Particularly in the new album, there is songwriting specifically about getting old. Are you guys proud of geezerness, or what?
Well, we're definitely not an age-ist band, but I think it is an issue that we've dealt with before. Like in the song "I Don't Want to Grow Up", you get to a certain age and then it's like, "well now I have to go be responsible", or "now I have to go have a life." And every single time that I've tried to be responsible and have a real career, I just find myself tearing my hair out. The past couple years when I tried to have a scientific career, it was just real frustrating for me. So part of me getting back into music is kinda like saying : "no, fuck it, I need to have some fun and blow off some steam." And all that is part of the same issue of " I Don't Want To Grow Up", which is basically a desire not to be old.
Were most of the Descendents trademark love songs that you are known for based on reality or pathetic aspirations?
Every song about a girl, at least I can speak for my own songs especially, but every love song that we've ever done has been about a real girl that we were having to deal with. I think my own thing about songwriting is that I can only write about things that really exist and that are really happening, as opposed to imaginary situations. That means that if we wrote a song about a girl, it had to have really happened, because I can't just kinda make it up. That makes it a little harder too, because now I'm married and I can't really write songs about being married. I mean that I can't write songs about "oh, baby, you left me!" or whatever because my wife hasn't left me (laughing) . With that I'm kind of in a bind, but I'll figure it out.
Also as a song theme, coffee also seems significant with the Descendents. Is it really that important?
That's something that we've touched on in the past too, like in the song "Kids on Coffee" back in 1986. We've used coffee as our favorite drug of choice since way back in '81 or 82'. It's just something where I think it provides us with a certain spark or charge that makes the music a lot more exciting if we drink a lot of coffee.
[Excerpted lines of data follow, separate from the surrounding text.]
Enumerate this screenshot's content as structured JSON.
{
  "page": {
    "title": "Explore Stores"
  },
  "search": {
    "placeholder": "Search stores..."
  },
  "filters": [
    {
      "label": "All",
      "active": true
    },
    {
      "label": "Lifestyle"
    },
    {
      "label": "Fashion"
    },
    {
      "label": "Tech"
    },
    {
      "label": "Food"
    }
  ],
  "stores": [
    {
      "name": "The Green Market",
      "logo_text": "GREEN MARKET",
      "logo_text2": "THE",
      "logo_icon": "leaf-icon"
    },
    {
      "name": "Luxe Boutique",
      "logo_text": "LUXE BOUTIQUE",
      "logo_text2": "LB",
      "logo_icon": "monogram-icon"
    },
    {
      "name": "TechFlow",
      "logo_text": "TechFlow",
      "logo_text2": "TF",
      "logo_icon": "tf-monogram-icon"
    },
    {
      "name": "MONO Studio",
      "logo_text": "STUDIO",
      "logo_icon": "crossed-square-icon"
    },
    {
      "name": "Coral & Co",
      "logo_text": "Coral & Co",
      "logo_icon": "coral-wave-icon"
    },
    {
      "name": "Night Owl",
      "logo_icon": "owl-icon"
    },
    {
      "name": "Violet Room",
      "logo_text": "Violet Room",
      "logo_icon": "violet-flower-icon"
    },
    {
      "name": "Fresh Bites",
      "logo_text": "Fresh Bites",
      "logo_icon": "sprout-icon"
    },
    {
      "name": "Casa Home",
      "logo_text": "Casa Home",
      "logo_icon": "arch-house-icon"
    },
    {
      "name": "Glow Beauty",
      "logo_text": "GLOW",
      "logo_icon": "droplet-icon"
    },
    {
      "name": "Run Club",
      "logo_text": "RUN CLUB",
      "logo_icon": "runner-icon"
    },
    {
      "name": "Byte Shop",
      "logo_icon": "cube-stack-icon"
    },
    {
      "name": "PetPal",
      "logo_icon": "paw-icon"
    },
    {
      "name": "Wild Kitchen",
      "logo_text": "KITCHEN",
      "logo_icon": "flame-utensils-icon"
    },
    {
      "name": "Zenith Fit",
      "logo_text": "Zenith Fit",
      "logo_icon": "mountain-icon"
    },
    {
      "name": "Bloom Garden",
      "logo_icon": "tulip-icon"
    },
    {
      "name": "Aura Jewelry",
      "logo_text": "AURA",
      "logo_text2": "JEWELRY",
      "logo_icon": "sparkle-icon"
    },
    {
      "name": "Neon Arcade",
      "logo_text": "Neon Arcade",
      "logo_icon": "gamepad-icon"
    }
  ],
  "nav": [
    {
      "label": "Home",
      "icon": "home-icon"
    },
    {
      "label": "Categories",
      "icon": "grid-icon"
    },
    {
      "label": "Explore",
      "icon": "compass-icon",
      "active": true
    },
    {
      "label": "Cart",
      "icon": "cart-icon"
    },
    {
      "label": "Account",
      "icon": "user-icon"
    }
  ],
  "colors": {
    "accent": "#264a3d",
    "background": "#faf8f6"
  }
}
And besides, it's legal so it's OK (laughing again).
Any parting comments or shout outs?
Thanks to all the kids who support us and come out to see us play, and everyone who has helped us along the road. Rock on.